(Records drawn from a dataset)
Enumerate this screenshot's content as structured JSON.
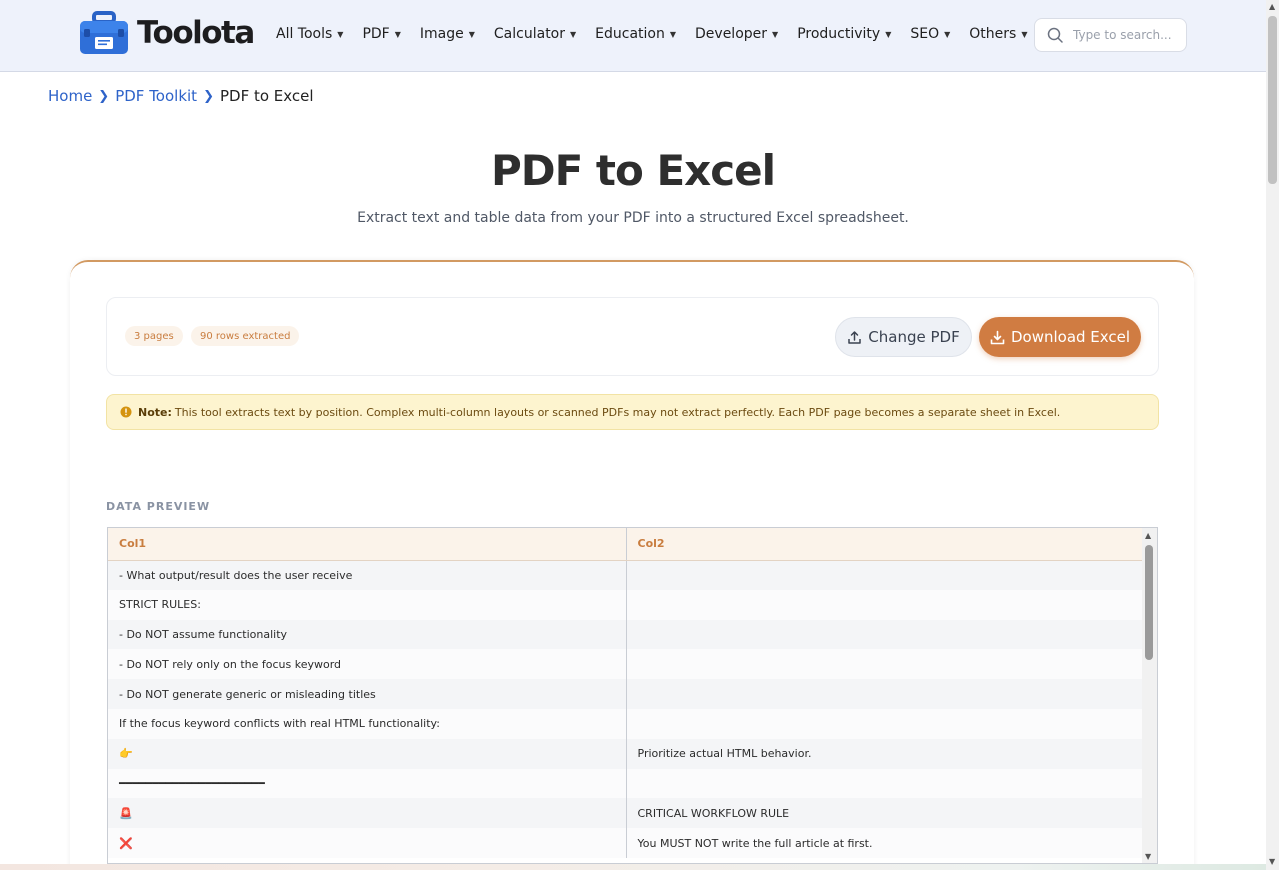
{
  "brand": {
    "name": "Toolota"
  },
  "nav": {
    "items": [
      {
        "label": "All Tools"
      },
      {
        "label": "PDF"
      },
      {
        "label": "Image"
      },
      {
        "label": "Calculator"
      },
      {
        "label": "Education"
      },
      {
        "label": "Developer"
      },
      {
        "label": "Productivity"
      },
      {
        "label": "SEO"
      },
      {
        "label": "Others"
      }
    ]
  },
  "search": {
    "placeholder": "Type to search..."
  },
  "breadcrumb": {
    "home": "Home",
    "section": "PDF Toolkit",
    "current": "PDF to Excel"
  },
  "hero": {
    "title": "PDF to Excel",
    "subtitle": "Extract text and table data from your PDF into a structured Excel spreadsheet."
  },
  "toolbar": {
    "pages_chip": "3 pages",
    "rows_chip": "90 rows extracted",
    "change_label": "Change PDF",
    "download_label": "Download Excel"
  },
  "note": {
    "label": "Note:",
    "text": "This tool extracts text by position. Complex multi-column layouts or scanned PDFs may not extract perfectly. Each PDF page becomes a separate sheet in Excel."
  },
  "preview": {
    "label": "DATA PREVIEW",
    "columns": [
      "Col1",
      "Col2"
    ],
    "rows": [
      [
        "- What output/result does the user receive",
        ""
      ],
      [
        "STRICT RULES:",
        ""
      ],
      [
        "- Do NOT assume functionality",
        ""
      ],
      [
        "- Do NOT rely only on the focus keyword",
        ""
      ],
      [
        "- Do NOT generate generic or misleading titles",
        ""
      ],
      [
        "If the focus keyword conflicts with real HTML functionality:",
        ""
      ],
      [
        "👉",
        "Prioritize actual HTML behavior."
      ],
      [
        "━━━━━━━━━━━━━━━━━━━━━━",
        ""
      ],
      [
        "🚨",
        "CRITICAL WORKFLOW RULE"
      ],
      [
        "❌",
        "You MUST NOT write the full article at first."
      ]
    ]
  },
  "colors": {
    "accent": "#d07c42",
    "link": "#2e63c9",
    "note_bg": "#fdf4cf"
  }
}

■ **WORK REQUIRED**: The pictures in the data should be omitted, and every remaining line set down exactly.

■ **EXPECTED ANSWER**:
Enumerate this screenshot's content as structured JSON.
{
  "brand": {
    "name": "Toolota"
  },
  "nav": {
    "items": [
      {
        "label": "All Tools"
      },
      {
        "label": "PDF"
      },
      {
        "label": "Image"
      },
      {
        "label": "Calculator"
      },
      {
        "label": "Education"
      },
      {
        "label": "Developer"
      },
      {
        "label": "Productivity"
      },
      {
        "label": "SEO"
      },
      {
        "label": "Others"
      }
    ]
  },
  "search": {
    "placeholder": "Type to search..."
  },
  "breadcrumb": {
    "home": "Home",
    "section": "PDF Toolkit",
    "current": "PDF to Excel"
  },
  "hero": {
    "title": "PDF to Excel",
    "subtitle": "Extract text and table data from your PDF into a structured Excel spreadsheet."
  },
  "toolbar": {
    "pages_chip": "3 pages",
    "rows_chip": "90 rows extracted",
    "change_label": "Change PDF",
    "download_label": "Download Excel"
  },
  "note": {
    "label": "Note:",
    "text": "This tool extracts text by position. Complex multi-column layouts or scanned PDFs may not extract perfectly. Each PDF page becomes a separate sheet in Excel."
  },
  "preview": {
    "label": "DATA PREVIEW",
    "columns": [
      "Col1",
      "Col2"
    ],
    "rows": [
      [
        "- What output/result does the user receive",
        ""
      ],
      [
        "STRICT RULES:",
        ""
      ],
      [
        "- Do NOT assume functionality",
        ""
      ],
      [
        "- Do NOT rely only on the focus keyword",
        ""
      ],
      [
        "- Do NOT generate generic or misleading titles",
        ""
      ],
      [
        "If the focus keyword conflicts with real HTML functionality:",
        ""
      ],
      [
        "👉",
        "Prioritize actual HTML behavior."
      ],
      [
        "━━━━━━━━━━━━━━━━━━━━━━",
        ""
      ],
      [
        "🚨",
        "CRITICAL WORKFLOW RULE"
      ],
      [
        "❌",
        "You MUST NOT write the full article at first."
      ]
    ]
  },
  "colors": {
    "accent": "#d07c42",
    "link": "#2e63c9",
    "note_bg": "#fdf4cf"
  }
}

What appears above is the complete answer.